It is our responsibility as artists and educators to give back to the earth by teaching the youth participants to care for, appreciate and respect the beautiful and irreplaceable earth we live on.

Mother earth gives us the gift of nature and the Garden of Fire gives us the gift of spending time together connecting to nature. Through the Garden of Fire collaborative, it is a shared effort to teach and support the children in the community, cherishing the time spent together, and making every teachable moment count.

Amy Ruza, Youth and Family Programs Educator
The Rockwell Museum

STEM to STEAM

At this point in our history, educational priorities are focused on STEM: science, technology, engineering and math. This is a lopsided view of values in education. We need to encourage our school districts and educators to prioritize STEAM: science, technology, engineering, ART and math.

Artwork is the application of many of these other areas of education. Artists deal with physics and chemistry because they work with materials that have specific properties and limits. They deal with mathematics as they confront geometry, measurements and mechanics. Technology and engineering are utilized as they are in every other arena of production – the thing produced must work! It must be stable and function.

Artwork has been devalued as impractical. Nothing could be further from the truth. Yet, at the same time, artwork is creative.  It can be fanciful. This should not be used to denigrate art, but rather to reveal what it has to offer to other disciplines. Engineers and scientists must be creative. They must be inventive. Like artists, they must explore the boundaries of what has already been done to see what might be done.

Education must encourage creativity in all its forms. This will help our children build a world that can address unforeseen challenges including repercussions from climate change, population pressures and changing social, political, and environmental situations. Now, more than ever, we need our artists to give us the vision – a practical vision – for the future.

The students involved in the Garden of Fire are not worried about any of this. They are simply learning and having fun. It is our job to think about this on their behalf.

Connie Sullivan-Blum
Executive Director of The ARTS Council of the Southern Finger Lakes

 

 

2017 Garden of Fire Kick-Off

The Garden of Fire is back!

This year, with the Summer of Earth, we’ll be highlighting projects and themes related to life cycles, animal habitats, gardening, and so much more.

As always, the program kicked off with the reading and puppet show of the Garden of Fire Story. This week, Londyn (age 10) and Knightly (age 7) from the Addison Youth Center tell us their interpretation of the Garden of Fire story, as well as what they did this week at the program!

Friendship is a topic in the story of the Garden of Fire. It is important in the story because you need to treat your friends nicely. The characters in the story are the fox, eagle, dragon fly, bear, turtle, deer and Pauline, and they are all friends. They treat each other nicely. We have friends too and we treat them kindly. When one of us is sad or someone is being mean we stand up for one another.

We also learned about habitats and animals.
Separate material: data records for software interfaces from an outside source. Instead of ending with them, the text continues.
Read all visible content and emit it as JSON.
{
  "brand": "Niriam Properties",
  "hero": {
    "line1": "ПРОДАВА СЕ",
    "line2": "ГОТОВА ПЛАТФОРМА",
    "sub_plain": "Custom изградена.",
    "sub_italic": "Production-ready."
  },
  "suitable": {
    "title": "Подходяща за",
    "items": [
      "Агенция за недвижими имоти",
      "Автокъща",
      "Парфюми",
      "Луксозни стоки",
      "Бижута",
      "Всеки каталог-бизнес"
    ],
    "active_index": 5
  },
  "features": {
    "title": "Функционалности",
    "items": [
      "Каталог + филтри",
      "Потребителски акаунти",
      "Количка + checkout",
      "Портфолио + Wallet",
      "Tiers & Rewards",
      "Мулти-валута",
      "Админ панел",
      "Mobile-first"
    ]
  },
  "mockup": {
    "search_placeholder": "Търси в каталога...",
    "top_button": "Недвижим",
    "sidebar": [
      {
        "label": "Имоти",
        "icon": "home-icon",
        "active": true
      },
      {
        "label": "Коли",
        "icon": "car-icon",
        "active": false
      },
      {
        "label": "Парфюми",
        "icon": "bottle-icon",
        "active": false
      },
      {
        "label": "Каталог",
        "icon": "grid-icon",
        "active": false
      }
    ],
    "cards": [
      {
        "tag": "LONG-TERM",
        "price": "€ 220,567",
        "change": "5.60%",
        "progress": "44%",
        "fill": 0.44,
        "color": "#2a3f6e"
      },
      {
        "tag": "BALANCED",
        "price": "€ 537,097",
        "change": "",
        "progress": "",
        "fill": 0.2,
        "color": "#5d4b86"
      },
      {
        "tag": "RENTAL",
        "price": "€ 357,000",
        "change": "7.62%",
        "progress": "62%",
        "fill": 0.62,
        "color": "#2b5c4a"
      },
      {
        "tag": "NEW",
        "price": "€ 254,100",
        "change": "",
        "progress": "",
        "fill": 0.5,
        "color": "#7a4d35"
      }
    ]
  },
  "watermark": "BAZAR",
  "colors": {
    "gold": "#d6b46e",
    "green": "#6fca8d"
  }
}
Knightley’s favorite animal was Sophie the great horned owl because she has lots of ways to adapt to different habitats. Londyn’s favorite animal was the chinchilla because it was fluffy and it was the softest animal in the world. We also did a art project.

The art project was about the animals that Ian from Tanglewood Nature Center brought today. Knightley made a owl she thought it was a fun and exciting project. Londyn’s  favorite part was making a habitat for a owl. We also talked about what animals do for us.

Thanks, Londyn and Knightly – see you next week!